Dataset rows describing interfaces

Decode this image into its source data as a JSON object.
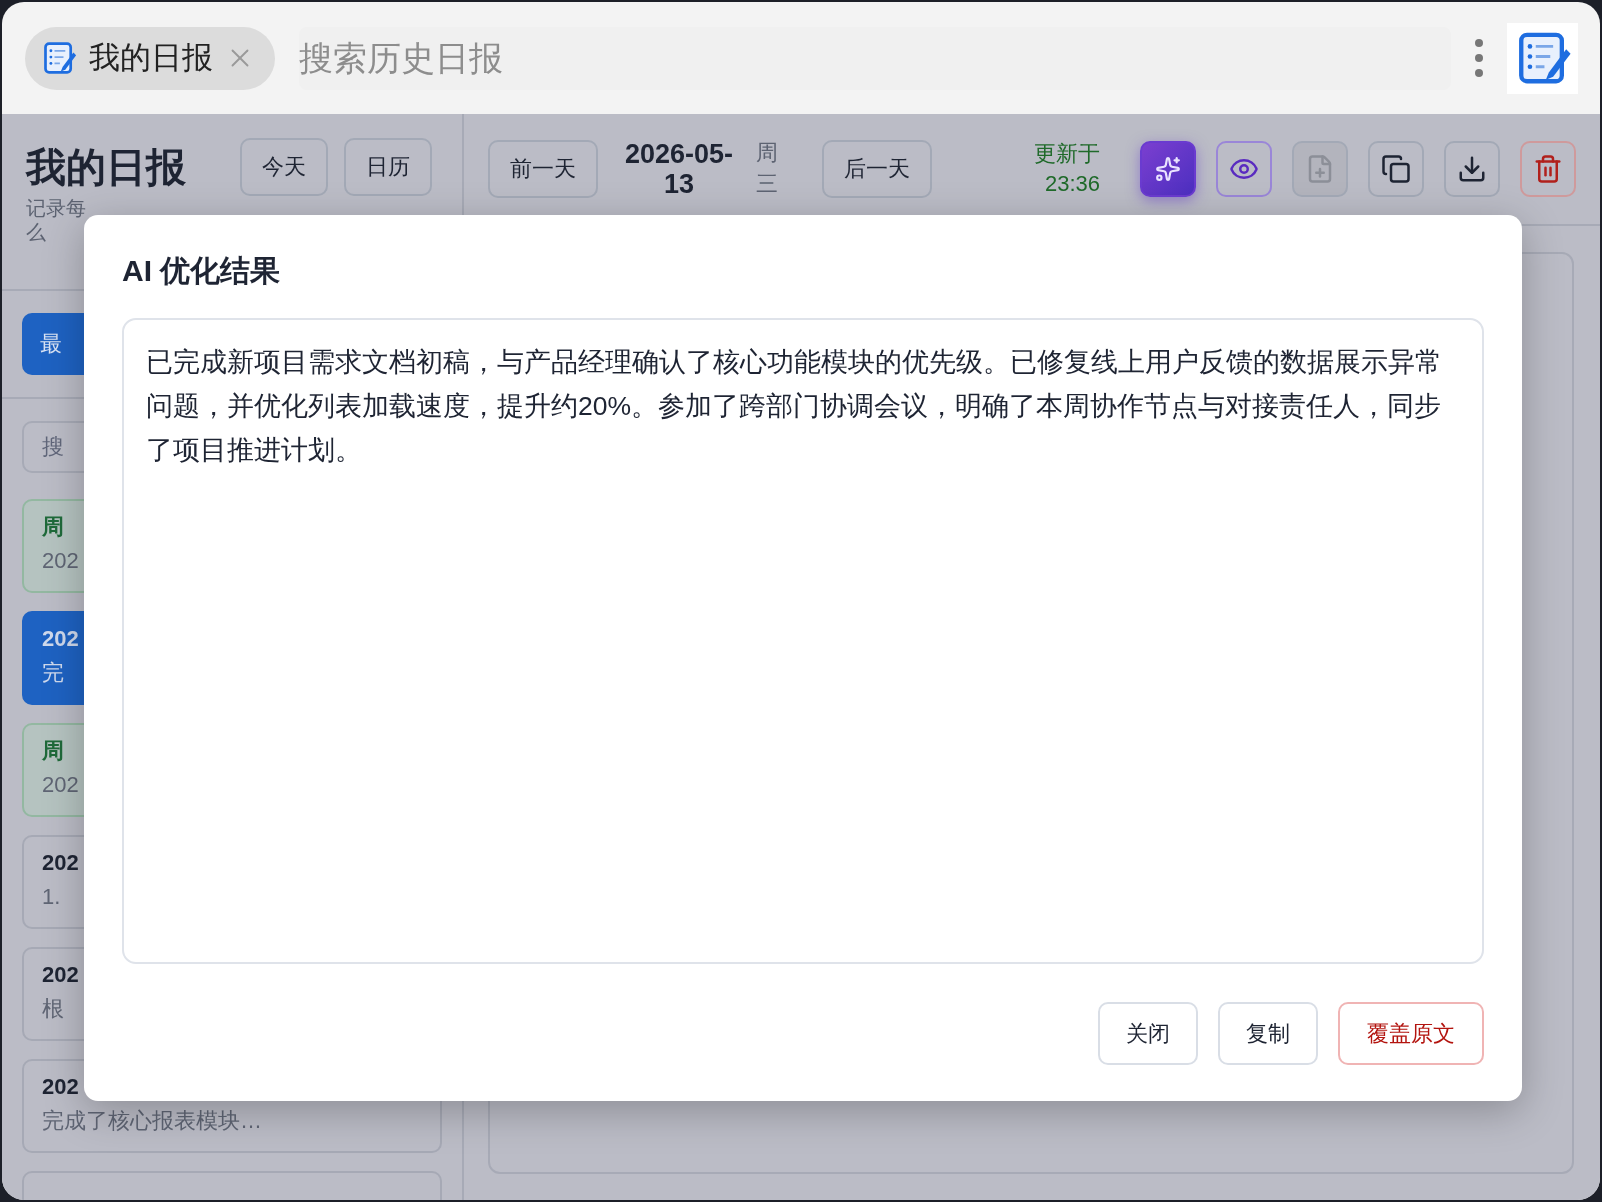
{
  "tab": {
    "title": "我的日报"
  },
  "search": {
    "placeholder": "搜索历史日报"
  },
  "sidebar": {
    "title": "我的日报",
    "subtitle": [
      "记录每",
      "么"
    ],
    "buttons": [
      "今天",
      "日历"
    ],
    "filter_button": {
      "label": "最",
      "selected": true
    },
    "search": {
      "placeholder": "搜"
    },
    "items": [
      {
        "kind": "weekly",
        "selected": false,
        "title": "周",
        "preview": "202"
      },
      {
        "kind": "daily",
        "selected": true,
        "title": "202",
        "preview": "完"
      },
      {
        "kind": "weekly",
        "selected": false,
        "title": "周",
        "preview": "202"
      },
      {
        "kind": "daily",
        "selected": false,
        "title": "202",
        "preview": "1."
      },
      {
        "kind": "daily",
        "selected": false,
        "title": "202",
        "preview": "根"
      },
      {
        "kind": "daily",
        "selected": false,
        "title": "202",
        "preview": "完成了核心报表模块…"
      }
    ]
  },
  "toolbar": {
    "prev": "前一天",
    "date": "2026-05-13",
    "weekday": "周三",
    "next": "后一天",
    "updated": "更新于 23:36",
    "actions": [
      {
        "kind": "ai",
        "active": true,
        "disabled": false
      },
      {
        "kind": "preview",
        "active": true,
        "disabled": false
      },
      {
        "kind": "new",
        "active": false,
        "disabled": true
      },
      {
        "kind": "copy",
        "active": false,
        "disabled": false
      },
      {
        "kind": "download",
        "active": false,
        "disabled": false
      },
      {
        "kind": "delete",
        "active": false,
        "disabled": false
      }
    ]
  },
  "dialog": {
    "title": "AI 优化结果",
    "content": "已完成新项目需求文档初稿，与产品经理确认了核心功能模块的优先级。已修复线上用户反馈的数据展示异常问题，并优化列表加载速度，提升约20%。参加了跨部门协调会议，明确了本周协作节点与对接责任人，同步了项目推进计划。",
    "buttons": [
      {
        "label": "关闭",
        "kind": "default"
      },
      {
        "label": "复制",
        "kind": "default"
      },
      {
        "label": "覆盖原文",
        "kind": "danger"
      }
    ]
  }
}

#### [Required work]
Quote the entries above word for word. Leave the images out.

#### [Solution]
Decode this image into its source data as a JSON object.
{
  "tab": {
    "title": "我的日报"
  },
  "search": {
    "placeholder": "搜索历史日报"
  },
  "sidebar": {
    "title": "我的日报",
    "subtitle": [
      "记录每",
      "么"
    ],
    "buttons": [
      "今天",
      "日历"
    ],
    "filter_button": {
      "label": "最",
      "selected": true
    },
    "search": {
      "placeholder": "搜"
    },
    "items": [
      {
        "kind": "weekly",
        "selected": false,
        "title": "周",
        "preview": "202"
      },
      {
        "kind": "daily",
        "selected": true,
        "title": "202",
        "preview": "完"
      },
      {
        "kind": "weekly",
        "selected": false,
        "title": "周",
        "preview": "202"
      },
      {
        "kind": "daily",
        "selected": false,
        "title": "202",
        "preview": "1."
      },
      {
        "kind": "daily",
        "selected": false,
        "title": "202",
        "preview": "根"
      },
      {
        "kind": "daily",
        "selected": false,
        "title": "202",
        "preview": "完成了核心报表模块…"
      }
    ]
  },
  "toolbar": {
    "prev": "前一天",
    "date": "2026-05-13",
    "weekday": "周三",
    "next": "后一天",
    "updated": "更新于 23:36",
    "actions": [
      {
        "kind": "ai",
        "active": true,
        "disabled": false
      },
      {
        "kind": "preview",
        "active": true,
        "disabled": false
      },
      {
        "kind": "new",
        "active": false,
        "disabled": true
      },
      {
        "kind": "copy",
        "active": false,
        "disabled": false
      },
      {
        "kind": "download",
        "active": false,
        "disabled": false
      },
      {
        "kind": "delete",
        "active": false,
        "disabled": false
      }
    ]
  },
  "dialog": {
    "title": "AI 优化结果",
    "content": "已完成新项目需求文档初稿，与产品经理确认了核心功能模块的优先级。已修复线上用户反馈的数据展示异常问题，并优化列表加载速度，提升约20%。参加了跨部门协调会议，明确了本周协作节点与对接责任人，同步了项目推进计划。",
    "buttons": [
      {
        "label": "关闭",
        "kind": "default"
      },
      {
        "label": "复制",
        "kind": "default"
      },
      {
        "label": "覆盖原文",
        "kind": "danger"
      }
    ]
  }
}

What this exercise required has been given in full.